**Activity**
Your output must match the records exactly, line for line.
▬▬▬▬▬▬▬▬▬▬
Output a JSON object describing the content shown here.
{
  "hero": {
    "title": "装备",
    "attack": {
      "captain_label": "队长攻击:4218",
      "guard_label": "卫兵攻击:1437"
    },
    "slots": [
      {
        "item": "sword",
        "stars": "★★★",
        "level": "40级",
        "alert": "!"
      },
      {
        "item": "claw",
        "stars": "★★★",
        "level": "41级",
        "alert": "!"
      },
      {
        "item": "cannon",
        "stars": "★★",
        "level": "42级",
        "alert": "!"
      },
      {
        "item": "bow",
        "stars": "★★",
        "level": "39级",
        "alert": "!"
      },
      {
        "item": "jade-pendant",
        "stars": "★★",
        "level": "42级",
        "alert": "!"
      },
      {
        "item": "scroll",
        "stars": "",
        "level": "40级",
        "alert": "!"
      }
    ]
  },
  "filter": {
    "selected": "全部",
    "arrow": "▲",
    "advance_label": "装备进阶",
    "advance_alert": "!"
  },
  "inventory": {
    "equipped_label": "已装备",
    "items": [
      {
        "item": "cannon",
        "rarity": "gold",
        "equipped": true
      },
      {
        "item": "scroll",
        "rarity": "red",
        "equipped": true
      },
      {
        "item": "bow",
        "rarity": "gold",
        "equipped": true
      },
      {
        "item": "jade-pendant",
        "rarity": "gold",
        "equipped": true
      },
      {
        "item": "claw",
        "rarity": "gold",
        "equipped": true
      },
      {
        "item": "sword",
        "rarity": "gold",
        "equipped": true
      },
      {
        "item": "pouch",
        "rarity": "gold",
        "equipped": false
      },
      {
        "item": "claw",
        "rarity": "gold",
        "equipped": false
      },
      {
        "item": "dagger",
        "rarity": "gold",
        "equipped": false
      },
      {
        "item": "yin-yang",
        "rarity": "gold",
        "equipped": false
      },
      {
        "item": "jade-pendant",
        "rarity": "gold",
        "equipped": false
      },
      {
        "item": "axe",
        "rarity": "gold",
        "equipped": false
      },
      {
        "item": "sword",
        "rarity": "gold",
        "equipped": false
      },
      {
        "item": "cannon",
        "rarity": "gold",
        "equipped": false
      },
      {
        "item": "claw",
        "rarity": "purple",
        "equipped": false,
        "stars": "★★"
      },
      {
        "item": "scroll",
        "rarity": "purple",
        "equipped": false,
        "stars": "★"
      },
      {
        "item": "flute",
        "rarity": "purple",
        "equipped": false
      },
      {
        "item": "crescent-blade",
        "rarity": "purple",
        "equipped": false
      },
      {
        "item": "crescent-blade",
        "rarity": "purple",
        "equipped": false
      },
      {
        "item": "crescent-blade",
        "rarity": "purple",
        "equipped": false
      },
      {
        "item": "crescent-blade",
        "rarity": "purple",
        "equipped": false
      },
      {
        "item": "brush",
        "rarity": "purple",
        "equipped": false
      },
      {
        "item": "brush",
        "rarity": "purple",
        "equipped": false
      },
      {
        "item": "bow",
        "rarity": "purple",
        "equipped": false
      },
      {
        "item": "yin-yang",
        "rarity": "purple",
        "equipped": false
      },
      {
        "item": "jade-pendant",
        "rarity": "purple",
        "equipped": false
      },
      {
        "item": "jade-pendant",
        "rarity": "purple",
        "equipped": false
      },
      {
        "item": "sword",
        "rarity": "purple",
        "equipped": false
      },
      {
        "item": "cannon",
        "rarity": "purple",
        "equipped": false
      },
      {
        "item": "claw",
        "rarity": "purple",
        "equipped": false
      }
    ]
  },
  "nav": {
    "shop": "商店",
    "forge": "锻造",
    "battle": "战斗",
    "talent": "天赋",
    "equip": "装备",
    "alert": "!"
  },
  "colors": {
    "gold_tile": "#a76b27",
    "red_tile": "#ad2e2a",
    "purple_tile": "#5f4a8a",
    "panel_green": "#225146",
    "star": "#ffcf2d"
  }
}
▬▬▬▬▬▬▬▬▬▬
**Written response**
Output a JSON object describing the content shown here.
{
  "hero": {
    "title": "装备",
    "attack": {
      "captain_label": "队长攻击:4218",
      "guard_label": "卫兵攻击:1437"
    },
    "slots": [
      {
        "item": "sword",
        "stars": "★★★",
        "level": "40级",
        "alert": "!"
      },
      {
        "item": "claw",
        "stars": "★★★",
        "level": "41级",
        "alert": "!"
      },
      {
        "item": "cannon",
        "stars": "★★",
        "level": "42级",
        "alert": "!"
      },
      {
        "item": "bow",
        "stars": "★★",
        "level": "39级",
        "alert": "!"
      },
      {
        "item": "jade-pendant",
        "stars": "★★",
        "level": "42级",
        "alert": "!"
      },
      {
        "item": "scroll",
        "stars": "",
        "level": "40级",
        "alert": "!"
      }
    ]
  },
  "filter": {
    "selected": "全部",
    "arrow": "▲",
    "advance_label": "装备进阶",
    "advance_alert": "!"
  },
  "inventory": {
    "equipped_label": "已装备",
    "items": [
      {
        "item": "cannon",
        "rarity": "gold",
        "equipped": true
      },
      {
        "item": "scroll",
        "rarity": "red",
        "equipped": true
      },
      {
        "item": "bow",
        "rarity": "gold",
        "equipped": true
      },
      {
        "item": "jade-pendant",
        "rarity": "gold",
        "equipped": true
      },
      {
        "item": "claw",
        "rarity": "gold",
        "equipped": true
      },
      {
        "item": "sword",
        "rarity": "gold",
        "equipped": true
      },
      {
        "item": "pouch",
        "rarity": "gold",
        "equipped": false
      },
      {
        "item": "claw",
        "rarity": "gold",
        "equipped": false
      },
      {
        "item": "dagger",
        "rarity": "gold",
        "equipped": false
      },
      {
        "item": "yin-yang",
        "rarity": "gold",
        "equipped": false
      },
      {
        "item": "jade-pendant",
        "rarity": "gold",
        "equipped": false
      },
      {
        "item": "axe",
        "rarity": "gold",
        "equipped": false
      },
      {
        "item": "sword",
        "rarity": "gold",
        "equipped": false
      },
      {
        "item": "cannon",
        "rarity": "gold",
        "equipped": false
      },
      {
        "item": "claw",
        "rarity": "purple",
        "equipped": false,
        "stars": "★★"
      },
      {
        "item": "scroll",
        "rarity": "purple",
        "equipped": false,
        "stars": "★"
      },
      {
        "item": "flute",
        "rarity": "purple",
        "equipped": false
      },
      {
        "item": "crescent-blade",
        "rarity": "purple",
        "equipped": false
      },
      {
        "item": "crescent-blade",
        "rarity": "purple",
        "equipped": false
      },
      {
        "item": "crescent-blade",
        "rarity": "purple",
        "equipped": false
      },
      {
        "item": "crescent-blade",
        "rarity": "purple",
        "equipped": false
      },
      {
        "item": "brush",
        "rarity": "purple",
        "equipped": false
      },
      {
        "item": "brush",
        "rarity": "purple",
        "equipped": false
      },
      {
        "item": "bow",
        "rarity": "purple",
        "equipped": false
      },
      {
        "item": "yin-yang",
        "rarity": "purple",
        "equipped": false
      },
      {
        "item": "jade-pendant",
        "rarity": "purple",
        "equipped": false
      },
      {
        "item": "jade-pendant",
        "rarity": "purple",
        "equipped": false
      },
      {
        "item": "sword",
        "rarity": "purple",
        "equipped": false
      },
      {
        "item": "cannon",
        "rarity": "purple",
        "equipped": false
      },
      {
        "item": "claw",
        "rarity": "purple",
        "equipped": false
      }
    ]
  },
  "nav": {
    "shop": "商店",
    "forge": "锻造",
    "battle": "战斗",
    "talent": "天赋",
    "equip": "装备",
    "alert": "!"
  },
  "colors": {
    "gold_tile": "#a76b27",
    "red_tile": "#ad2e2a",
    "purple_tile": "#5f4a8a",
    "panel_green": "#225146",
    "star": "#ffcf2d"
  }
}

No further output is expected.